Yes, Scooby’s dead. Yes, you have to retrieve his ashes. Yes, sometimes college totally sucks, and your fixations seemingly suck you dry. But you know what, you are the one who has a choice. You always have the glorious choice. Continue to sit on your rump and feel sorry for yourself, or get up and get moving. I don’t care how far or where. Just take a step in any direction.
I know this is harsh, but harsh is what you need right now. I know what’s best, and I see what you’ve been doing. Enough already. Get back to where you were. Nothing has changed that drastically. If you must, keep mourning the loss of Scoob. But please stop mourning the loss of you! You’re still here. You’re still you. Even when others don’t see, you’ll always be you.
Here’s a poem to keep handy. Now get of your butt and start skating! The world’s waiting.
Your Friend for Life,
LV (the Little Voice inside my head)
Life is Like a Roller Rink (February 2012)
Life is like a roller rink.
We each groove and glide to our own beat.
We slow down, speed up, and then slow down again, taking the turns as they come.
Though others may knock us down, run us over, or push us out-of-the-way, we get back up eventually, and keep moving.

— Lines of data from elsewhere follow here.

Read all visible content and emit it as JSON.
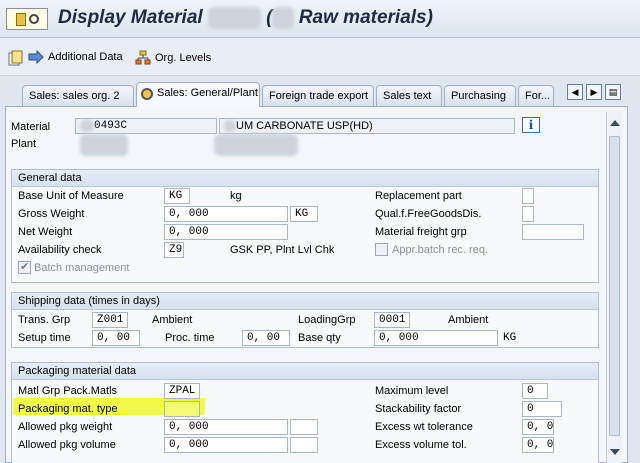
{
  "window": {
    "title_start": "Display Material",
    "title_end": "Raw materials)"
  },
  "toolbar": {
    "additional_data_label": "Additional Data",
    "org_levels_label": "Org. Levels"
  },
  "tabs": [
    {
      "label": "Sales: sales org. 2",
      "active": false
    },
    {
      "label": "Sales: General/Plant",
      "active": true
    },
    {
      "label": "Foreign trade export",
      "active": false
    },
    {
      "label": "Sales text",
      "active": false
    },
    {
      "label": "Purchasing",
      "active": false
    },
    {
      "label": "For...",
      "active": false
    }
  ],
  "header": {
    "material_label": "Material",
    "material_value_suffix": "0493C",
    "material_desc_suffix": "UM CARBONATE USP(HD)",
    "plant_label": "Plant"
  },
  "general": {
    "title": "General data",
    "base_uom_label": "Base Unit of Measure",
    "base_uom_value": "KG",
    "base_uom_text": "kg",
    "gross_weight_label": "Gross Weight",
    "gross_weight_value": "0, 000",
    "weight_unit": "KG",
    "net_weight_label": "Net Weight",
    "net_weight_value": "0, 000",
    "availability_label": "Availability check",
    "availability_value": "Z9",
    "availability_text": "GSK PP, Plnt Lvl Chk",
    "batch_mgmt_label": "Batch management",
    "replacement_label": "Replacement part",
    "qual_free_label": "Qual.f.FreeGoodsDis.",
    "freight_grp_label": "Material freight grp",
    "appr_batch_label": "Appr.batch rec. req."
  },
  "shipping": {
    "title": "Shipping data (times in days)",
    "trans_grp_label": "Trans. Grp",
    "trans_grp_value": "Z001",
    "trans_grp_text": "Ambient",
    "loading_grp_label": "LoadingGrp",
    "loading_grp_value": "0001",
    "loading_grp_text": "Ambient",
    "setup_label": "Setup time",
    "setup_value": "0, 00",
    "proc_label": "Proc. time",
    "proc_value": "0, 00",
    "base_qty_label": "Base qty",
    "base_qty_value": "0, 000",
    "base_qty_unit": "KG"
  },
  "packaging": {
    "title": "Packaging material data",
    "matl_grp_label": "Matl Grp Pack.Matls",
    "matl_grp_value": "ZPAL",
    "pkg_type_label": "Packaging mat. type",
    "allowed_weight_label": "Allowed pkg weight",
    "allowed_weight_value": "0, 000",
    "allowed_volume_label": "Allowed pkg volume",
    "allowed_volume_value": "0, 000",
    "max_level_label": "Maximum level",
    "max_level_value": "0",
    "stack_label": "Stackability factor",
    "stack_value": "0",
    "excess_wt_label": "Excess wt tolerance",
    "excess_wt_value": "0, 0",
    "excess_vol_label": "Excess volume tol.",
    "excess_vol_value": "0, 0"
  },
  "colors": {
    "highlight": "#f0fa28",
    "panel_bg": "#f4f6f9",
    "group_head": "#d6e1ee"
  }
}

We glide forward and sideways, and every once in a while find ourselves going backwards.
After twirling too fast for too long, we laugh; we cry.
We hold hands to keep our balance.
In moments of bravery, we speed out to the inner circle, keeping our pace in the fast lane.
In moments of caution, we remain on the outer circle, gripping the wall for dear life.
Sometimes another gently pulls us off the wall.
We get blisters and bruises.
We ram into others, stop and apologize, and then lend a hand.
We tangle up our feet and fall on our butts. Some of us have more grace, some of us more padding.
If we aren’t careful, when we try to pull others up, we fall down right with them.
From the sideline, we observe those gliding by, wondering how they do the things they do, or questioning if we might, someday, do the same thing.
We sweat. We stink.
Sometimes we trade in the skates that served us well, in hopes of discovering a better fit or style.
There are speeders who don’t pay attention to anyone else, until they collide into someone, or collapse from exhaustion.
Racing ahead, we partake in games, in hopes of a prize.
Some are left behind.
While many never seem to catch up.
We feel the wind in our faces and the rush of adrenaline.
We are surrounded by lights that illuminate our way.
Some spin and do tricks, in hopes of gaining attention.
Somewhere, up high in a box is a person in charge. We may make a request or keep moving without second thought.
We don’t take much notice that we are going round and round, only to end up right back where we started.
When we rest, regroup, and nurse our injuries, there is nothing that can stop us from getting back on our feet, and starting the circular journey, all over again.
And in the end, when the music inevitably stops, we all must leave.
By Everyday Asperger’s Blog author, Samantha Craft